This spring’s issue of Weavings contains an article by E. Glenn Hinson that says, “To awaken others to the hope that is in them may be the greatest thing we can do for them.” Hinson relays the life and work of Douglas V. Steere, a twentieth century minister, and particularly his now hard-to-find book On Listening to Another.
In it, Steere writes, “To ‘listen’ another’s soul into a condition of disclosure and discovery may be almost the greatest service that any human being ever performs for another.” Hinson writes about awakening hope in others, and he draws on Steere, who uses the word listen as an active verb, denoting an action that can bring someone to a point of discovery.

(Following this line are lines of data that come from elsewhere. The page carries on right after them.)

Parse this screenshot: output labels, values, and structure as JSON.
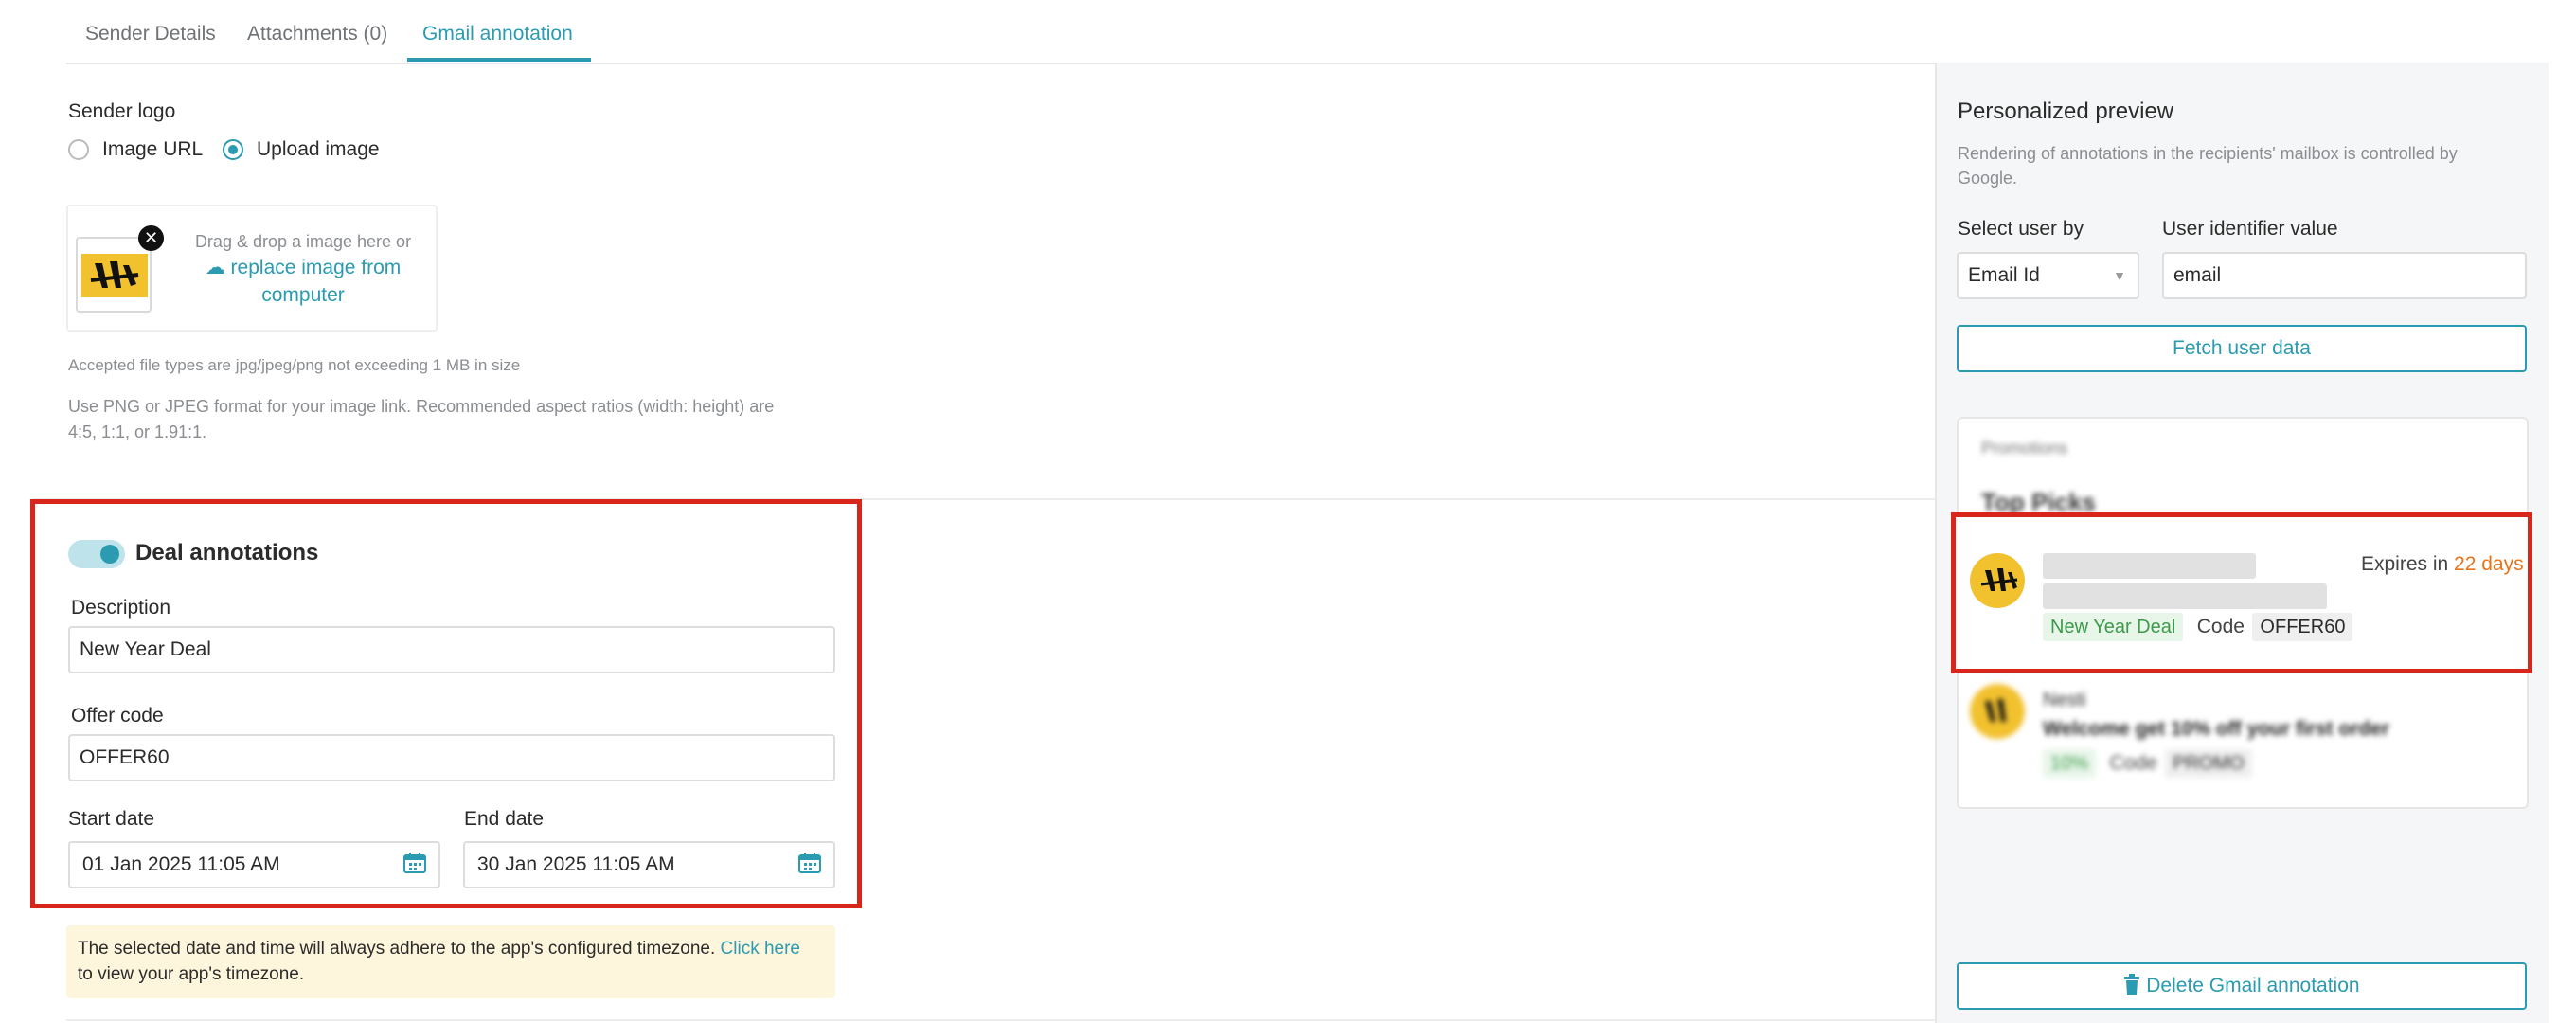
{
  "tabs": {
    "sender_details": "Sender Details",
    "attachments": "Attachments (0)",
    "gmail_annotation": "Gmail annotation"
  },
  "sender_logo": {
    "title": "Sender logo",
    "option_url": "Image URL",
    "option_upload": "Upload image",
    "selected": "Upload image",
    "drag_text": "Drag & drop a image here or",
    "replace_link": "replace image from computer",
    "accepted_note": "Accepted file types are jpg/jpeg/png not exceeding 1 MB in size",
    "format_note_line1": "Use PNG or JPEG format for your image link. Recommended aspect ratios (width: height) are",
    "format_note_line2": "4:5, 1:1, or 1.91:1."
  },
  "deal": {
    "toggle_label": "Deal annotations",
    "enabled": true,
    "description_label": "Description",
    "description_value": "New Year Deal",
    "offer_code_label": "Offer code",
    "offer_code_value": "OFFER60",
    "start_label": "Start date",
    "start_value": "01 Jan 2025 11:05 AM",
    "end_label": "End date",
    "end_value": "30 Jan 2025 11:05 AM",
    "notice_text": "The selected date and time will always adhere to the app's configured timezone.",
    "notice_link": "Click here",
    "notice_text2": "to view your app's timezone."
  },
  "preview": {
    "title": "Personalized preview",
    "subtitle_line1": "Rendering of annotations in the recipients' mailbox is controlled by",
    "subtitle_line2": "Google.",
    "select_user_label": "Select user by",
    "select_user_value": "Email Id",
    "identifier_label": "User identifier value",
    "identifier_value": "email",
    "fetch_button": "Fetch user data",
    "card": {
      "category": "Promotions",
      "heading": "Top Picks",
      "expires_prefix": "Expires in",
      "expires_value": "22 days",
      "deal_chip": "New Year Deal",
      "code_label": "Code",
      "code_value": "OFFER60",
      "item2_sender": "Nesti",
      "item2_subject": "Welcome get 10% off your first order",
      "item2_chip": "10%",
      "item2_code_label": "Code",
      "item2_code_value": "PROMO"
    },
    "delete_button": "Delete Gmail annotation"
  },
  "colors": {
    "accent": "#2a9bb0",
    "highlight_border": "#d9261c",
    "expires_orange": "#e8741a",
    "notice_bg": "#fdf6dd"
  }
}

Prayer is often like that. In seeking answers to our questions, we bring them to God, knowing that we are heard. It brings us hope and comfort, not just because we’re assured God is at our side, but also because through prayer we find solutions.
Think for a moment what you can do by listening. You are emulating what God does for each one of us. No matter the faults or inexperience of the person doing the talking, your ability to simply listen attentively accomplishes far more than you might realize. It offers a chance for discovery and hope, and all you are doing is paying attention.